Index funds have advantages and drawbacks, but they can be a good choice for many people. They are especially suitable for those seeking long-term growth with low costs and risks. Still, before investing, evaluate your plans, risk tolerance, and time horizon.
Differences and Similarities Between ETF vs. Index Fund
While ETFs and Index Funds have distinct characteristics, they share common ground. One primary difference lies in their trading mechanisms! ETFs can be traded throughout the day, while index funds are bought and sold at the end of the trading day.
Namely, this distinction is significant for day traders seeking real-time trading opportunities. Both options offer diversification and low costs, making them suitable for long-term investors looking to minimize any risk.
ETF vs Index Fund: Both ETFs and index funds provide low-cost diversification. ETFs allow day-trading flexibility, while index funds trade at the day’s end.
Trading fees are an essential consideration for investors. ETFs may have brokerage commissions and bid-ask spreads. Namely, these represent the difference between the buying and selling price of the ETF.
On the other hand, index funds may have higher minimum investment amounts and potential transaction fees. It’s crucial to compare these costs, as they can impact your overall returns.
Minimum Investment Amounts
ETFs often require a lower minimum investment than index funds. This truly allows investors to enter the market with a smaller capital outlay.
This accessibility attracts beginners and those with limited funds. In contrast, index funds may demand higher initial investments, potentially excluding some smaller investors.
Both ETFs and index funds can offer fractional shares. This allows you to invest in some portions of a share rather than purchasing whole shares. This feature boosts affordability, as you can allocate smaller amounts to various assets, further diversifying your portfolio.
ETFs and index funds are readily available on various brokerage platforms. Notably, this makes them accessible to a wide scope of investors.
Their popularity has grown significantly due to the ease of entry and the benefits they offer.

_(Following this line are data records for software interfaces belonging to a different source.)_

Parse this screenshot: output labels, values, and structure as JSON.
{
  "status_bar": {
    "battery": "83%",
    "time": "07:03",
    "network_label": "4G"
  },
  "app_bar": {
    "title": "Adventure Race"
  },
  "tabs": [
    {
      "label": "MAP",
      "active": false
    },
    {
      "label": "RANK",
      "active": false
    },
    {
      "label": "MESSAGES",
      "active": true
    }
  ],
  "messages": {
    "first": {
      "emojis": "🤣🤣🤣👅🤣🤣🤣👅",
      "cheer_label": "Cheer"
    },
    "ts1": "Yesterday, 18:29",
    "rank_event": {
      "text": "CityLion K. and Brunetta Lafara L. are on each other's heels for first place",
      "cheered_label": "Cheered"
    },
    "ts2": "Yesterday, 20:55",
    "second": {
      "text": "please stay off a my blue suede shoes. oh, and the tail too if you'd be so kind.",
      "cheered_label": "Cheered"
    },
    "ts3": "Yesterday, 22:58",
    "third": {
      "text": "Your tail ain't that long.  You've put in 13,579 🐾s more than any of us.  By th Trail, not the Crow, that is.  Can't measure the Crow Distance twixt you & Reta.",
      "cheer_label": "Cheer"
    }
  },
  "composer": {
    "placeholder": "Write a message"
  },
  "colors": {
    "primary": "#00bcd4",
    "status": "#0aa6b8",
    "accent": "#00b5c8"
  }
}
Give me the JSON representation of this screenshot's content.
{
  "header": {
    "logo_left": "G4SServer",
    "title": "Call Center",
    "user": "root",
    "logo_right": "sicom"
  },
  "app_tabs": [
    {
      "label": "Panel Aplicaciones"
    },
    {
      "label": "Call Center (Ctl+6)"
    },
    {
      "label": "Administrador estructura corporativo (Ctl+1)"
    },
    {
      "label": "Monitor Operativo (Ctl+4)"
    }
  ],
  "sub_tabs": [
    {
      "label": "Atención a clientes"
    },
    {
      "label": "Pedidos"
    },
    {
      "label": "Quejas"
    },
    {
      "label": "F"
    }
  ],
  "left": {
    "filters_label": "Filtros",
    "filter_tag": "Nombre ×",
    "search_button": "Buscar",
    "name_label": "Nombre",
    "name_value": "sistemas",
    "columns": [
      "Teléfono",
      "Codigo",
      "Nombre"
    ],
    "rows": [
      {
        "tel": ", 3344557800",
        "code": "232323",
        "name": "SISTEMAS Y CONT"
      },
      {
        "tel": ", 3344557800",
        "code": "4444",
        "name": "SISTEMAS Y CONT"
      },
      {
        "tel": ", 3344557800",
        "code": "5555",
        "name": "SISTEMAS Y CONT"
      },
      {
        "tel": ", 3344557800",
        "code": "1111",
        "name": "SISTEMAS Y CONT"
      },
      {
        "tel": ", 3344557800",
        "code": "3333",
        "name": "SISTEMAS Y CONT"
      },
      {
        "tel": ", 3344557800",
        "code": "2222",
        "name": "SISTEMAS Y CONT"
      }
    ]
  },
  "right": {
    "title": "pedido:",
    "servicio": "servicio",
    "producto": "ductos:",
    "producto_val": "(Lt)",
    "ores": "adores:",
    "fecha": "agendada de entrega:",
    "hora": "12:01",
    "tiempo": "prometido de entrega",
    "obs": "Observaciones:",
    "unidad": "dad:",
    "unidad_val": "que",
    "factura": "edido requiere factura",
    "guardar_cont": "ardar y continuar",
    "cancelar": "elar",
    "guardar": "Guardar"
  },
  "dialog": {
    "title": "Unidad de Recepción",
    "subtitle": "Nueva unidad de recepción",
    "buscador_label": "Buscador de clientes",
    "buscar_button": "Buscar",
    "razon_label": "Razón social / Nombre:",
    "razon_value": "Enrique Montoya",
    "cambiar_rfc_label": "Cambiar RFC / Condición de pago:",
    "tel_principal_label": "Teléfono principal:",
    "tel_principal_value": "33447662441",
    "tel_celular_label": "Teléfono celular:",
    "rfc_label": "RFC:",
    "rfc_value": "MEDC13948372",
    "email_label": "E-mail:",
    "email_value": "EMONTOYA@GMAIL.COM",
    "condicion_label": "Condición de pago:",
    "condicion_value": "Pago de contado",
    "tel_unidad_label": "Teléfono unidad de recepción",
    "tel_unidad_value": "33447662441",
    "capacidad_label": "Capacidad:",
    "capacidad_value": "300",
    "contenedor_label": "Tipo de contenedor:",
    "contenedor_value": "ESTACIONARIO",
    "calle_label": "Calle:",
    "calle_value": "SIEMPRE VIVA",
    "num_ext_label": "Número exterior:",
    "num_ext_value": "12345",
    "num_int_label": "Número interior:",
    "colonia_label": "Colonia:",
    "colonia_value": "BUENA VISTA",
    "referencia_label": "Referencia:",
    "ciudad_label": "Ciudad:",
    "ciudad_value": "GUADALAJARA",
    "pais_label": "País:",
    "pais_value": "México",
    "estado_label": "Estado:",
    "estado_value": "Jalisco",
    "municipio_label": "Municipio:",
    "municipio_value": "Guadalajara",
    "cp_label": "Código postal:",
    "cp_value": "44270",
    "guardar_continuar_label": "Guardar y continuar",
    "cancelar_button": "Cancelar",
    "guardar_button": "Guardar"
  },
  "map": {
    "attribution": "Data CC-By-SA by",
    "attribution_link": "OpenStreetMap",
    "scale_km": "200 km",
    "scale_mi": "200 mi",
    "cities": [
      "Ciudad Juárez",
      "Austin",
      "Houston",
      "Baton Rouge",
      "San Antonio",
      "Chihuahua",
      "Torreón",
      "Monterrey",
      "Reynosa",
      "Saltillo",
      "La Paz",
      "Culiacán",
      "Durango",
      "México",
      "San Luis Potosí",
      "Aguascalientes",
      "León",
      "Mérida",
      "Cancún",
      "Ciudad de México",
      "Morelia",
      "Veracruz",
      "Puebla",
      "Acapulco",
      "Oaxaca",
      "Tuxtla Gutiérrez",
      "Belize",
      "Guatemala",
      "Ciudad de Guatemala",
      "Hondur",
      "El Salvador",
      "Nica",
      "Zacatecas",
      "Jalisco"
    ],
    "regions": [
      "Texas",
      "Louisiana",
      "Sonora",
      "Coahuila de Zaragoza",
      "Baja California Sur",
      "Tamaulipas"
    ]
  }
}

Should You Invest in ETFs or Index Funds?
The decision between ETFs and index funds depends on your investment purposes, risk tolerance, and special preferences.
ETFs suit those interested in intraday trading and looking for immediate liquidity. Index funds are excellent for long-term investors seeking simplicity, diversification, and lower costs. Consider your financial situation and objectives before making a choice.
How to Choose Between Index Funds and ETFs
To make a smart decision, evaluate your asset horizon, risk tolerance, and trading habits. If you prioritize ease of trading, ETFs might be the better choice.
For those focused on long-term growth and minimal fees, index funds are likely more suitable. Research different funds, compare expense ratios, and reckon potential trading costs to align with your strategy.
In the domain of everyday investment choices, the debate between Index Funds and ETFs continues to captivate investors. Both options offer distinct advantages, pleasing various financial objectives, and risk appetites.
Whether you’re drawn to the flexibility of ETFs or the simplicity of index funds, both vehicles provide opportunities for diversification and the potential for long-term gains. As you start your investment journey, consider your personal preferences and objectives to determine the optimal choice between “Index Fund vs. ETF.”
Which is better ETF or index fund?
Both ETFs and index funds have worths. ETFs offer intraday trading, while index funds are simpler for long-term investors.
Should I have an ETF and index fund?
Having both can improve diversification. ETFs offer flexibility, while index funds provide stability.
Are ETFs as safe as index funds?
Both can be safe if well-chosen. ETFs' trading nature might involve risks, while index funds' stability can appeal.